One of the clearest instances of the above is a £25,000 ($36,375) charge that was debited to the airline's loan account with KBC for coffee and tea supposedly consumed by the airline's officials who negotiated just a $2.5 million tranche of a total $55 million loan facility granted the airline by KBC Bank N.V. of England during the tenure of office of E.L. Quartey Jnr. as Chief Executive.

In the midst of efforts to retrieve some $5 million which Ghana Airways believes was overcharged on the $55 million, the airline's Deputy Head of Finance, David Nortey, who was mandated and leading efforts to claim $5 million from KBC Bank NV has been directed to stop. A complaint the airline sent to the some regulatory agencies, notably the UK's Department of Trade and Industry, the UK Department for International Development, the Belgium Federal Public Service and the UK's Financial Services Authority which draws attention to the asphyxiating terms and conditions of the loan facility and the ridiculous has had to be withdrawn at the insurance of the airline's Acting CEO, Mrs Akua Frimpongmaa Sarpong. A directive which has set tongues wagging.

Sorties into the White Avenue offices of Ghana Airways yielded information that at least one board member of Ghana Airways is closely linked to the KBC racket hence the decision to abort attempts claim any money from KBC. The complaint against KBC, which is in our possession, raises issue with various charges slapped on Ghanair on the KBC facility.

On the $2.5 million tranche of the $55 million loan facility which was obtained March 2001, for example, the Ghana airways complaint states thus “KBC is also yet to supply Ghana Airways with all other loan expense debits to our Collection Bank Account. On the additional US$2.5 million loan in March 2001 for example, KBC debited Ghana Airways Collection Bank Account with a round sum of GBP25,000 (USD 36,375) and described it as 'Out of Pocket Expenses.' That was on top of the USD700,000 in loan fees, USD 100,000 in Management Fees and USD 165,000 in Legal Fees (all paid at source from the USD 2.5m). Ghana Airways staff were already provided fro in terms of per diem, hotel and all other travelling expenses.

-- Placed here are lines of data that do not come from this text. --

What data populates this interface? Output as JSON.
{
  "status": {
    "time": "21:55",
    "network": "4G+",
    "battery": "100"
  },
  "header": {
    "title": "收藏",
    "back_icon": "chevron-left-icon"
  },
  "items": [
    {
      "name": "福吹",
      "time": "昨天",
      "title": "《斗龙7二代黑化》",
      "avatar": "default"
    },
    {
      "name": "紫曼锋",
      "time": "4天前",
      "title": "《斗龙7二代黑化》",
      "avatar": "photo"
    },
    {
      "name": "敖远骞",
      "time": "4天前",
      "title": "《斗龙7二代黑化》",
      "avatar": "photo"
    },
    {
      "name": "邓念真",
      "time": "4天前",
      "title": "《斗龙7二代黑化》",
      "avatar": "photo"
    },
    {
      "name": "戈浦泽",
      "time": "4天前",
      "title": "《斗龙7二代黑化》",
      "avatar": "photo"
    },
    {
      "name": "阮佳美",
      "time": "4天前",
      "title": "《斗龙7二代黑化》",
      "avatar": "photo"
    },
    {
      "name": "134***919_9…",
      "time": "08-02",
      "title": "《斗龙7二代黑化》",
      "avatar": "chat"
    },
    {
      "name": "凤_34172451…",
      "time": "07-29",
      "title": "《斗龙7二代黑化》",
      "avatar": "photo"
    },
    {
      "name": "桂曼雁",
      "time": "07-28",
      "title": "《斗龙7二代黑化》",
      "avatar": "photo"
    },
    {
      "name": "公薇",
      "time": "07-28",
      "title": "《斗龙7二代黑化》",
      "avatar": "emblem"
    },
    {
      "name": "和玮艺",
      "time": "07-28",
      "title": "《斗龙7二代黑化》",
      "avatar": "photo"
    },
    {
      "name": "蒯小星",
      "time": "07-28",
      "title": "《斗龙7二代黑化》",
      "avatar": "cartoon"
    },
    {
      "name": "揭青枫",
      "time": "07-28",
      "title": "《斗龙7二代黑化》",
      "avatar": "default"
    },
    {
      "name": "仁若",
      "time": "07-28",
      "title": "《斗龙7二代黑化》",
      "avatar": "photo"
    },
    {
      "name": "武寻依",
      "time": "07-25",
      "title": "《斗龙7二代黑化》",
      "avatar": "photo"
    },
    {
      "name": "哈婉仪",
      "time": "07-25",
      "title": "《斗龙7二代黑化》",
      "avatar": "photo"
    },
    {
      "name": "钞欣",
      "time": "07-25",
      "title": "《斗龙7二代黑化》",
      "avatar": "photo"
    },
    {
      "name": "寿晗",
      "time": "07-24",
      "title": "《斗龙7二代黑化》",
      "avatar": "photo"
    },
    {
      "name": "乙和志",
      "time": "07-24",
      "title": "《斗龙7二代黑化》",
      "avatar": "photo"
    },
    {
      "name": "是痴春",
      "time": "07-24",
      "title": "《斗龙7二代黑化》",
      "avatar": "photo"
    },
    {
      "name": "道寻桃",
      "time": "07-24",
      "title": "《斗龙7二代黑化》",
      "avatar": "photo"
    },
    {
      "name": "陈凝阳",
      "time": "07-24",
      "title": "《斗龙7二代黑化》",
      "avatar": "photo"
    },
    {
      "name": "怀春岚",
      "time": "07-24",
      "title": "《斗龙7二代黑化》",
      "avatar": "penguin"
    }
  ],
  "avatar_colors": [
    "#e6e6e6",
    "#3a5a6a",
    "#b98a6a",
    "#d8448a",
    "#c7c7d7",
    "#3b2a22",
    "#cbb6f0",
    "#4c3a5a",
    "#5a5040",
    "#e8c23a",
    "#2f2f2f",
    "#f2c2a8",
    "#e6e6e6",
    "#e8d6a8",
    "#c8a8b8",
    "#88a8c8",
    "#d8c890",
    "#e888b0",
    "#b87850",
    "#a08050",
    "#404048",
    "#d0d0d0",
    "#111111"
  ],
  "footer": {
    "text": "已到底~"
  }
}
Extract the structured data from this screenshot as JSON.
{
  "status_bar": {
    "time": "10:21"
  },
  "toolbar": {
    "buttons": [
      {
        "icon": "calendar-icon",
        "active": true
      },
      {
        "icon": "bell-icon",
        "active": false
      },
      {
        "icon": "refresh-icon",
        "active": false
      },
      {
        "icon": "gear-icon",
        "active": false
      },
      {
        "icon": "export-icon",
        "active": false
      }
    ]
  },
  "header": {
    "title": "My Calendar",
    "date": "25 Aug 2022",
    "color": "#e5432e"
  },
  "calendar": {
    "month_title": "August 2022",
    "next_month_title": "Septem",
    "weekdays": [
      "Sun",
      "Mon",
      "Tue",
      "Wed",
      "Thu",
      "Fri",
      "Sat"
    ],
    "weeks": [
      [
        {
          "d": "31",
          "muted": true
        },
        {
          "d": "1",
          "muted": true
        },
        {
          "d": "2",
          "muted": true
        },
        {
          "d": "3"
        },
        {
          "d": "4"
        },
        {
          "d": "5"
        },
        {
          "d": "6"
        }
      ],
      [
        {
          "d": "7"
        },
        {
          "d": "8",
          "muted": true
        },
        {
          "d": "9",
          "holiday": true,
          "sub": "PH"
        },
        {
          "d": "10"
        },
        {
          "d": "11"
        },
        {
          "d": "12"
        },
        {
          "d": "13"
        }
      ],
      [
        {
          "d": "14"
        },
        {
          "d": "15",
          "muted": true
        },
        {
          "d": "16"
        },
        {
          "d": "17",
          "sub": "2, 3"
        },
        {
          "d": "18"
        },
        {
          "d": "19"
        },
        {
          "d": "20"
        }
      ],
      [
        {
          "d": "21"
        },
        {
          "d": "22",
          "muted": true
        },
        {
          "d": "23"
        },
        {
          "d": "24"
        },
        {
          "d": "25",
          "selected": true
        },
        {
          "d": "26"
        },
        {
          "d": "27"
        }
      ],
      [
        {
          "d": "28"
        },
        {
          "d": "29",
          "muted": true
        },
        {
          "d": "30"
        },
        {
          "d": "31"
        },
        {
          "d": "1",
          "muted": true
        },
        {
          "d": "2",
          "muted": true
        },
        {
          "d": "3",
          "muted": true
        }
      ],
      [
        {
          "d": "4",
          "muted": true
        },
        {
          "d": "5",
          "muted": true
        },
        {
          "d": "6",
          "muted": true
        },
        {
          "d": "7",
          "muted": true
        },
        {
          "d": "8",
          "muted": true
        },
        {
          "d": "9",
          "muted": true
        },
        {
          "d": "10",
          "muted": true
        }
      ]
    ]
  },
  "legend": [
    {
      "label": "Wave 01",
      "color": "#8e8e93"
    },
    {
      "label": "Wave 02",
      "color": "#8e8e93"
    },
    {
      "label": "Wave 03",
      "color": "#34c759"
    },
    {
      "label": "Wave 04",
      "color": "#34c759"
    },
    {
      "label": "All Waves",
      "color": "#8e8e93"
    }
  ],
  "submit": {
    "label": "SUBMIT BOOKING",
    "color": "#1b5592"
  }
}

Ghana Airways therefore sees this GP25,000 debit as KBC's charge for Ghana Airways staff having consumed KBC's tea and coffee during that London visit. KBC was able to do that simply because it controlled Ghana Airways' collection Bank Account and cold pay itself at will and with whatever amount and without any invoice simply by debiting the said Bank Account. This is a clear case of breach of trust.”